Stable block 35 metres to north of Greenham lodge, Greenham (II).Now residential.1882-3, by Norman Shaw. Brick with tiled roof.Twogabled dormers with barge boards.20thcenturycasements on ground floor.

Norman Cottage, Water Lane, Greenham (II).Pair of attached estate cottages for Greenham Lodge, 1891, by Norman Shaw. Red brick in English bond and fish-scale tile-hanging. Domestic Revival style. Intact interior, with stairs rising through arches in central stacks.

Barn ten metres to east of Pigeon’s Farmhouse, Greenham (II).18thcentury. Timber framed with thatched roof. Five framed bays.

Barn 70 metres to east of Pigeon’s Farmhouse, Greenham (II).18thcentury. Timber framed with weatherboarded sides and tiled roof. Six framed bays.

Church of StMary, New Road,Greenham(II*).Nave and chancel of 1875-6, north aisle of 1888 and baptistery of 1895. H. Woodyer. Early English style. Flint with stone dressings. Painted and stencilled decoration on walls and roof.Notable for the completeness of its fittings and internal decoration,include reredos, altar rails, pulpit and font.1618 Dutch glass depicting The Tree of Jesse.

Sandleford Priory, Newtown Road, Greenham (St Gabriel’s School) (I).An excellent and complete example of 18thGothick, 1780-1, by James Wyatt. 14thcentury flint and stone chapel refaced in 1780‑1 and rendered, retainingthe1400-20 roof with traces of original colouring. Interior: Gothick entrance hall with plaster ceiling. Vestigial great hall, and screens passage with plaster fan vaults. Punch’s roomwithdais with Doric columns supporting shallow saucer dome. Oval room adjoining to east with Adamish decoration includingWedgwood panels above cornice.

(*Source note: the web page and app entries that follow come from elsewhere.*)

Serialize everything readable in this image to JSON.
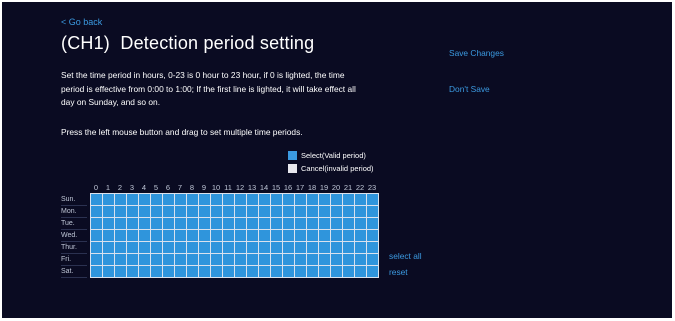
{
  "nav": {
    "go_back": "< Go back"
  },
  "page": {
    "title": "(CH1)  Detection period setting",
    "description": "Set the time period in hours, 0-23 is 0 hour to 23 hour, if 0 is lighted, the time period is effective from 0:00 to 1:00; If the first line is lighted, it will take effect all day on Sunday, and so on.",
    "hint": "Press the left mouse button and drag to set multiple time periods."
  },
  "actions": {
    "save_changes": "Save Changes",
    "dont_save": "Don't Save",
    "select_all": "select all",
    "reset": "reset"
  },
  "legend": {
    "valid": "Select(Valid period)",
    "invalid": "Cancel(invalid period)"
  },
  "schedule": {
    "hours": [
      "0",
      "1",
      "2",
      "3",
      "4",
      "5",
      "6",
      "7",
      "8",
      "9",
      "10",
      "11",
      "12",
      "13",
      "14",
      "15",
      "16",
      "17",
      "18",
      "19",
      "20",
      "21",
      "22",
      "23"
    ],
    "days": [
      "Sun.",
      "Mon.",
      "Tue.",
      "Wed.",
      "Thur.",
      "Fri.",
      "Sat."
    ],
    "selected": [
      [
        true,
        true,
        true,
        true,
        true,
        true,
        true,
        true,
        true,
        true,
        true,
        true,
        true,
        true,
        true,
        true,
        true,
        true,
        true,
        true,
        true,
        true,
        true,
        true
      ],
      [
        true,
        true,
        true,
        true,
        true,
        true,
        true,
        true,
        true,
        true,
        true,
        true,
        true,
        true,
        true,
        true,
        true,
        true,
        true,
        true,
        true,
        true,
        true,
        true
      ],
      [
        true,
        true,
        true,
        true,
        true,
        true,
        true,
        true,
        true,
        true,
        true,
        true,
        true,
        true,
        true,
        true,
        true,
        true,
        true,
        true,
        true,
        true,
        true,
        true
      ],
      [
        true,
        true,
        true,
        true,
        true,
        true,
        true,
        true,
        true,
        true,
        true,
        true,
        true,
        true,
        true,
        true,
        true,
        true,
        true,
        true,
        true,
        true,
        true,
        true
      ],
      [
        true,
        true,
        true,
        true,
        true,
        true,
        true,
        true,
        true,
        true,
        true,
        true,
        true,
        true,
        true,
        true,
        true,
        true,
        true,
        true,
        true,
        true,
        true,
        true
      ],
      [
        true,
        true,
        true,
        true,
        true,
        true,
        true,
        true,
        true,
        true,
        true,
        true,
        true,
        true,
        true,
        true,
        true,
        true,
        true,
        true,
        true,
        true,
        true,
        true
      ],
      [
        true,
        true,
        true,
        true,
        true,
        true,
        true,
        true,
        true,
        true,
        true,
        true,
        true,
        true,
        true,
        true,
        true,
        true,
        true,
        true,
        true,
        true,
        true,
        true
      ]
    ]
  },
  "colors": {
    "background": "#0a0b22",
    "accent": "#3b9ae1",
    "valid": "#2f95dc",
    "invalid": "#e8e8ee"
  }
}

Landscaped grounds and lake to east by Capability Brown. The priory on the site was founded for Augustinian Canons c.1200.

Stable block ten metres north of Sandleford Priory, Newtown Road, Greenham (part of St Gabriel’s School) (II).1780-1, by James Wyatt. Slate roof with timber and lead cupola on ridge. Centre baywithclock and battlemented parapet. Projecting wings with battlemented gable ends.

Sandleford Farmhouse, Newtown Road, Greenham (II).c.1800. Red brick, first floor with 20thcentury tile hanging. Blocked 19thcentury porch extension.

Dairy Adjoining Sandleford Farmhouse (II). Mid 19thcentury. Painted brick with octagonal shingled roof, formerly thatched. Octagonal plan. Thermal windows on all faces. Interior: ceiling with octagonal paned and central rosette; slate shelves around walls.

Sandleford Place, Newtown Road, Greenham (II).c.1800 house. Brick with coped pediment. Central doorway withFrench casements and rectangular fanlight. Tuscan porch with attenuated columns supporting an entablature.